"Canada cannot be the drugstore for the United States of America," protests Canadian Health Minister Ujjal Dosanjh. Mr. Dosanjh wants to pass legislation stemming the flow of prescription drugs from his country to ours.
But the Canadian government faces an uphill battle. Today's consumers shop for health care, like everything else, on the global market. It pays to look for drug bargains, since life-saving medication often comes at a steep price.
Companies like Merck and Pfizer spend more than $800 million to develop each new drug. Yet pills are relatively cheap in Canada because the government's universal health system refuses to pay free-market prices. To buy drugs locally, Americans must pay the full price, and then some, to make up for Canada's bullying behavior toward drug companies.

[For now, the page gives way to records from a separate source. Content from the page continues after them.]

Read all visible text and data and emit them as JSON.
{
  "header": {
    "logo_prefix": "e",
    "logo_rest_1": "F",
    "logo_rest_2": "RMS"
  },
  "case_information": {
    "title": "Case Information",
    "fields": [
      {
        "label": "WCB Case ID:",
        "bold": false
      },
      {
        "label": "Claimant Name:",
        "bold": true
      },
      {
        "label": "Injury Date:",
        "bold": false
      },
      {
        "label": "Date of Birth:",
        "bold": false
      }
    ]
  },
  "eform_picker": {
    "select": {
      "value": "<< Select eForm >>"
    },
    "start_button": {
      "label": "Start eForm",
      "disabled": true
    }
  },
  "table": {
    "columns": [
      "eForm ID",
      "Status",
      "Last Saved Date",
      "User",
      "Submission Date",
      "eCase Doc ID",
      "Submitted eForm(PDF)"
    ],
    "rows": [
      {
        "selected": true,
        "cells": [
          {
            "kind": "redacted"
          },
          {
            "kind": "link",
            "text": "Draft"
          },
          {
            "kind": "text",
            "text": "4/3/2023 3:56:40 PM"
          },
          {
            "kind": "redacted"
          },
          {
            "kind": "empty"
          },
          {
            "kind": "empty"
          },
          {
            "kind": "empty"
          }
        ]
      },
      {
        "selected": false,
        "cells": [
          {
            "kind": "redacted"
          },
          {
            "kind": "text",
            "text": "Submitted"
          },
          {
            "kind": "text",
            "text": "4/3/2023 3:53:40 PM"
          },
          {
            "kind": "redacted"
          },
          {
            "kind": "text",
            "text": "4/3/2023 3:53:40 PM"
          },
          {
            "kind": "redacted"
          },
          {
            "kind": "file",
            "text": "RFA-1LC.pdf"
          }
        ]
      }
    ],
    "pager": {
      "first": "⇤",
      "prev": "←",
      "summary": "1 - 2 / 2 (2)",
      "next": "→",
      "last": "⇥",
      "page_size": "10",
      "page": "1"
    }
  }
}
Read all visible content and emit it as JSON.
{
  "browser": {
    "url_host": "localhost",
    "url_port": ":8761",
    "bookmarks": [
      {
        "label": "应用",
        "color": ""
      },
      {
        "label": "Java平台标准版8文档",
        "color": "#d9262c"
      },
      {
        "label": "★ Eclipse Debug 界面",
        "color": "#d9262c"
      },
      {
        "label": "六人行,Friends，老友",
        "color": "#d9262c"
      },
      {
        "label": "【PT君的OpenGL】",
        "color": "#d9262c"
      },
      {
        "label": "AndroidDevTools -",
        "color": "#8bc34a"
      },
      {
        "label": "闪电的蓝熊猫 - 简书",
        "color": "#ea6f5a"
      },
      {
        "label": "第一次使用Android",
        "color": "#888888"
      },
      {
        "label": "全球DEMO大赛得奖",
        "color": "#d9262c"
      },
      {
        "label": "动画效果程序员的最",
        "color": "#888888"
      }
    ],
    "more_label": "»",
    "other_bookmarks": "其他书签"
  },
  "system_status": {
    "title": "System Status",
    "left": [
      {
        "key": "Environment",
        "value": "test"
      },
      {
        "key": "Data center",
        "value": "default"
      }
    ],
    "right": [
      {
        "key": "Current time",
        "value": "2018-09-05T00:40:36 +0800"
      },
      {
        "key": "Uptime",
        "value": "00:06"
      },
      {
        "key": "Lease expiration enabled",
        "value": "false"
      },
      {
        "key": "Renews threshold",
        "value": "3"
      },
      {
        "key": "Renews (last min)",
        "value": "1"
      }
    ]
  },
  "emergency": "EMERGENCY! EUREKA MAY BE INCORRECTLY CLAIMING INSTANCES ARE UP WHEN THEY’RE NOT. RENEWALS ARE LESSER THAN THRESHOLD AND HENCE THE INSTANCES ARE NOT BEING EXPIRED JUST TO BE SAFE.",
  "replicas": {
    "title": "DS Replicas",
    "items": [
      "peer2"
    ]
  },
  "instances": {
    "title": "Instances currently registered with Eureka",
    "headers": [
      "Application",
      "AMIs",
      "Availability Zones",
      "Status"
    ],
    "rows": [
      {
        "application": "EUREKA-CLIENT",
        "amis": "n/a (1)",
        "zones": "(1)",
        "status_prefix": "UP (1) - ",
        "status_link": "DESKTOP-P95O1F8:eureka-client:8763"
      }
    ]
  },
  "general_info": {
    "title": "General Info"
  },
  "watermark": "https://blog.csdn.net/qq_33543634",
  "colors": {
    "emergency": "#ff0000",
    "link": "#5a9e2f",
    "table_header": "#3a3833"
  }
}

It's time to tell Mr. Dosanjh: The United States will subsidize Canadian drugs no longer.